Location: New York, USA
Problem: Extreme ice damming & an estimate of $10,000 for energy efficiency improvements.
Solution: Improve ventilation, bulk up insulation, air seal and then add AtticFoil® Radiant Barrier to keep the roof cold (prevent heat loss from the home).
Result: The cost for all materials was under $1,000 overall and the customer was able to do it himself to save on labor costs. The home is now more energy efficient and comfortable.
Faced with major ice damming at the front of the property, significant heat load on the second floor during the summer and an energy audit that recommended nearly $10,000 worth of work, it was clear that action to greatly improve energy efficiency was necessary.
The first essential step was to gain access to the attic above the second floor rooms. Once I got into the main attic, I found only R-19 fiberglass between joists to a depth of about 5 and ½ inches. There were no baffles to provide a path for air movement from the soffits to the peak. Good air movement above the insulation is critical to keeping the roof cool which minimizes snow melt and refreezing at the overhang.
"Since I'm Scottish, and handy...I opted to tackle the task myself..."
During the Spring of 2011, we sought estimates to upgrade insulation and ventilation. The proposals were $3,738 with one company and $2,705 with another one. Since I'm Scottish and handy with poor recall of past adventures in difficult working spaces, I opted to tackle the task myself. Others in similar circumstances might wish to call the pros for a project like this.
The total project which took about 40 hours to complete (mostly during rainy and cool days). If you choose to visit your attic, I strongly recommend respiratory protection, foam knee pads (they don't slip off joists), long sleeves and legs, a hat and fingerless gloves.
The first task, after the access hatch, was to have a contractor install two box vents near the front fire wall peak. That improved ventilation and provided a better work environment. Then in order to allow safe access to all sections of the attic, I installed 48' of raised walkways supported by 2" by 6" by 8' planks with plywood decking (4 by 8 sheets cut in 16 or 24 inch strips). With safe movement assured, I then proceeded to install over 20 baffles above the insulation in all bays running from the knee walls to the attic.
Also necessary was the replacement of all 6" can lights. The lights installed by the builder were no-insulation-contact with many openings that leak large amounts of air from the conditioned space. The replacements I installed were air tight and allowed insulation contact. The next step was to cut and install R-30 (9") un-faced fiberglass rolls throughout the attic.
The finishing touch was a covering of Atticfoil® reflective foil barrier over all insulation. The AtticFoil product is highly reflective foil with fine threads embedded in it to make it extremely strong and tear resistant.
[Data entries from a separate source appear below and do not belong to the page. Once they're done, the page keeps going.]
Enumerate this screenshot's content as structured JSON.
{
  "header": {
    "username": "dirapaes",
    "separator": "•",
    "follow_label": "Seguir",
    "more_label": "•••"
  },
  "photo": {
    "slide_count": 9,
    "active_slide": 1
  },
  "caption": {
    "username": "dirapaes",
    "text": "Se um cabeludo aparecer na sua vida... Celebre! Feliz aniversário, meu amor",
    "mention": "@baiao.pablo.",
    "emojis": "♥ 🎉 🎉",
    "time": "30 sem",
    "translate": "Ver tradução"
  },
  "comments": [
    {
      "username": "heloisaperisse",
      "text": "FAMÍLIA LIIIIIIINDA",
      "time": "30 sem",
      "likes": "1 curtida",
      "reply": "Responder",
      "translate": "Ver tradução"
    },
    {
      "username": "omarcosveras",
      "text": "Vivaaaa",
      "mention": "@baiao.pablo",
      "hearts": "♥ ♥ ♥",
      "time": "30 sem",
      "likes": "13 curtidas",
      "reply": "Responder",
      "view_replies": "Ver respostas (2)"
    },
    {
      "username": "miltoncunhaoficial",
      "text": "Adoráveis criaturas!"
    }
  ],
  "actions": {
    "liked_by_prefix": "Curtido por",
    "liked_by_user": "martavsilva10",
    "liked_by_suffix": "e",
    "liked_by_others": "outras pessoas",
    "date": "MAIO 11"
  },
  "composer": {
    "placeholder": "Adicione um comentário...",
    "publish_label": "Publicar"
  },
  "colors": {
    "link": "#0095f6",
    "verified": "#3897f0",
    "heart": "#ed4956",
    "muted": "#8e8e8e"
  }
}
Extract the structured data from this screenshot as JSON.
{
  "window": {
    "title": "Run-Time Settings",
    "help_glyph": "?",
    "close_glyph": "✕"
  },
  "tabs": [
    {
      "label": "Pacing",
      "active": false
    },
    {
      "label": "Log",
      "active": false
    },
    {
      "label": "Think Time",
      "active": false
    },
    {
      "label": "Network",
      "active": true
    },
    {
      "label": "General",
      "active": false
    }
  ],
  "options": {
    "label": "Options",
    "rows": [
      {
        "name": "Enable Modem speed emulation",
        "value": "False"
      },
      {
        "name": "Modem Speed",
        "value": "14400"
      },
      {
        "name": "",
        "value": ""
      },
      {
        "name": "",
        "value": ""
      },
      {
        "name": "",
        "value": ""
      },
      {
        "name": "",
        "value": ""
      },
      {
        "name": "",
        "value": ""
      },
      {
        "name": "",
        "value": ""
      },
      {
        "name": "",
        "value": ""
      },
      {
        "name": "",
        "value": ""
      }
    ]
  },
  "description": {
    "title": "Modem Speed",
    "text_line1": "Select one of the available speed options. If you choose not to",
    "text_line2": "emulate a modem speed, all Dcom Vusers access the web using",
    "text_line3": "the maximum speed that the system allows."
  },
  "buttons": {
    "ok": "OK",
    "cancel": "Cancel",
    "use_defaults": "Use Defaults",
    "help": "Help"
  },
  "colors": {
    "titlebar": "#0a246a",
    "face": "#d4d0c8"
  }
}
It is said to reflect 97% of the radiant heat striking it from both sides and thus makes the insulation more efficient.
"It's tough, [but] easy to cut, handles well and goes a long way..."
Once the main attic was finished, I applied AtticFoil to the knee walls on which I had previously applied 2" foam board and then installed R-30 insulation and foil over the floor of the walk-in attic.
The cost for all materials was just under $1,000 and about 40 hours of manual DIY labor.
I purchased some foil form a big box store and it was super expensive and a small quality. Found AtticFoil, read reviews and decided to buy a roll. Great decision! It's tough, easy to cut, handles well and goes a long way. Just put it in, but I have high expectations that it will work as good as it looks.